Segment Start: RECORDS PROVIDED

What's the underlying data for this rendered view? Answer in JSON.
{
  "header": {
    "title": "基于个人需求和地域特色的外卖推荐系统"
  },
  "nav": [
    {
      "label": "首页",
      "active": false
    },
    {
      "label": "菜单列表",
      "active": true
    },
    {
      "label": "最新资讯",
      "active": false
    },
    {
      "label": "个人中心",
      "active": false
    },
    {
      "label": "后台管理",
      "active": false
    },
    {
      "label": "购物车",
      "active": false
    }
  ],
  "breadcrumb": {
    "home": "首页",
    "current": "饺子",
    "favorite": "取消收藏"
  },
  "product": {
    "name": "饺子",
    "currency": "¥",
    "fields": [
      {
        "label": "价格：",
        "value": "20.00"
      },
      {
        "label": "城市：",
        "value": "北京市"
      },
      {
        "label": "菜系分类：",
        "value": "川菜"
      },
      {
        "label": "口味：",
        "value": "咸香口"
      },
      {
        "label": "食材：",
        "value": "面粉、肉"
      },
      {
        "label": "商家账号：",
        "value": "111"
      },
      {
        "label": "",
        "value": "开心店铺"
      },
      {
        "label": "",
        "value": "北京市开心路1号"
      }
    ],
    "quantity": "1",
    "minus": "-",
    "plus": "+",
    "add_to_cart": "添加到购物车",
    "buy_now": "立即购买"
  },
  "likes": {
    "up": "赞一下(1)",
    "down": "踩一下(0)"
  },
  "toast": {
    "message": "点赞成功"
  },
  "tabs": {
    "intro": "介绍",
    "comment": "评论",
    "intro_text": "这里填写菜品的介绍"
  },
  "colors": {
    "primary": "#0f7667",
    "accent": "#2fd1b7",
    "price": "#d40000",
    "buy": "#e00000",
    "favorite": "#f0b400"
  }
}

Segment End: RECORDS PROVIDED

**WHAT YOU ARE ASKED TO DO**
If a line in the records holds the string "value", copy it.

**SOLUTION BELOW**
        "value": "20.00"
        "value": "北京市"
        "value": "川菜"
        "value": "咸香口"
        "value": "面粉、肉"
        "value": "111"
        "value": "开心店铺"
        "value": "北京市开心路1号"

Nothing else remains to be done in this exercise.